Just then, a strutting little man came up yelling. "Who authorized this?" the man demanded, threatening one and all. Apparently Gaia was sitting on the wrong side of an unmarked property line. 

With 20 minutes' work to go, Poston shut down the sandblaster, cleaned up the sand and tried desperately to imagine where he could go to finish the job. Just then, a friend of Caldwell's happened by. 

"I think you can take it to my boss's place," he said. They did, and then ran the now-gleaming Gaia through a do-it-yourself car wash for a quick bath before applying the final patina. 

That night, reinforcements entered the battle. Eugene mural painter Jim Evangelista, a student of Natella's, joined the labor force, spraying chemical solutions onto the statue and baking them on with large blowtorches. As usual, work ran late. 

The drivers were sent home to get some sleep. Natella and Caldwell worked into the morning, packing "Gaia" into protective foam rubber and tarps before shrink wrapping the entire thing and strapping it down to the trailer. 

The drivers left town Friday morning at 8:30. 

Chicago hope

Sunday evening, Natella was on her way by cab from a museum visit back to Chicago's downtown Motel 6, where she'd booked two rooms: one for her, Poston and Andrea, and one for the driving crew. As her cab pulled up to the motel, she saw it: "Gaia," still shrink wrapped, on the trailer, in front of the motel. 
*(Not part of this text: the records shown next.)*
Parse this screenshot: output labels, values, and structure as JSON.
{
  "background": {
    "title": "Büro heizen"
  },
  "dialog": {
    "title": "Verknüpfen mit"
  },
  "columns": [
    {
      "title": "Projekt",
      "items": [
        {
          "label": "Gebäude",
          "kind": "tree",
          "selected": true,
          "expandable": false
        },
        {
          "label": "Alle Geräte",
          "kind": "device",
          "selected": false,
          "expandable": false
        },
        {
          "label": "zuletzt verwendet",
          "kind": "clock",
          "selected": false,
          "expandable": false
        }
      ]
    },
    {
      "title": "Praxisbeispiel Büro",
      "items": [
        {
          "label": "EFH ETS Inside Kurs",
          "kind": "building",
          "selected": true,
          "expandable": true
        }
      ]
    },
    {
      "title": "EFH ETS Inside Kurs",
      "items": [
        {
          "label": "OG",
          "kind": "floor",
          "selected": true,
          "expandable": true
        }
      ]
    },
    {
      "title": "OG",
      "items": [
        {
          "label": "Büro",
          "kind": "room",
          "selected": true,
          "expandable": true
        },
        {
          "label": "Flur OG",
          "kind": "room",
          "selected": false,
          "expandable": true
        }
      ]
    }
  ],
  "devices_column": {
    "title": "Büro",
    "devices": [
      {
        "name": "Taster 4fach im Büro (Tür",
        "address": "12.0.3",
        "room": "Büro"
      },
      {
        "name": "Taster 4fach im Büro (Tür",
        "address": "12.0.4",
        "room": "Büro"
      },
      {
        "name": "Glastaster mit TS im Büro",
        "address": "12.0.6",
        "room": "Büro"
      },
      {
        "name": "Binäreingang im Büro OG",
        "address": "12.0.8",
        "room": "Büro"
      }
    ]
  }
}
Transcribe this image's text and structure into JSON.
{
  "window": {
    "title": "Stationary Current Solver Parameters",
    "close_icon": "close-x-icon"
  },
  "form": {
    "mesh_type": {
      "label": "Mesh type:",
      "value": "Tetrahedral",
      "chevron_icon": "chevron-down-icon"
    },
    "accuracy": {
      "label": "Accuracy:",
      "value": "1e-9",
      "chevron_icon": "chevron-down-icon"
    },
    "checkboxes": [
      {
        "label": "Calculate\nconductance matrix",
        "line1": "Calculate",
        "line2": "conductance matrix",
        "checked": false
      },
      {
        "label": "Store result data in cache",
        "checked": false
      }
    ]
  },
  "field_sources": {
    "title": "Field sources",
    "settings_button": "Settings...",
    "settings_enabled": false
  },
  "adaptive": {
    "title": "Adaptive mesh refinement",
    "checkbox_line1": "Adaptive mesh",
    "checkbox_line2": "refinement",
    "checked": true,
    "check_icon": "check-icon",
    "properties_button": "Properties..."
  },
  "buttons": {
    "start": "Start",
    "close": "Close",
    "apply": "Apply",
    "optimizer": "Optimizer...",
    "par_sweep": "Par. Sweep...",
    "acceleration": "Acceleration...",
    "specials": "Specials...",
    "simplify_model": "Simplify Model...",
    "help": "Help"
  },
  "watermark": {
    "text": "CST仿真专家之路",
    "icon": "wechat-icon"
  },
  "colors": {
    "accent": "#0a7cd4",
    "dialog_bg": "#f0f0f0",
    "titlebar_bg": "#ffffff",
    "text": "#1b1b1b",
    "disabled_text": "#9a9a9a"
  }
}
With the exception of a few cracked branches, Gaia had made the trip intact, all 2,100 miles, through Oregon, Idaho, Utah, Wyoming, Nebraska, Iowa and into Illinois. She survived a flat tire and a disintegrating trailer bearing that was still leaking metal scraps in the motel parking lot. 

"I can't believe I'm in Chicago!" Pakkala said. 

"Now we finally get to exhale," Natella said. 

"You can't believe how expensive this place is," said Poston, whose truck was broken into within hours and looted of tools. 

Natella and her crew installed `Gaia' last week in a highly visible location at the very entrance to the Navy Pier. Her debut got great early reviews. 

"People swarmed us when they saw what was underneath the covering," Pakkala said. "They said, `Wow, are you the artist?' ' 

Within hours, though, another setback struck: Exhibit promoters lost their nerve about showing a nude statue outside the entrance of the show. "Gaia" was moved from her prime location to a more discreet spot, inside the venue. 

As she got ready to head off for opening day festivities - black tie, very posh, very un-Eugene - Natella, still limping, $20,000 in debt, exhausted, thrilled beyond measure - struggled to get her bearings. 

"She's out there," the sculptor said. "She's installed. She's here in Chicago. ... I can't believe it. These guys made it all possible, and we're finally all here." 

Then she thought a moment. 

"Now all I have to do is sell it."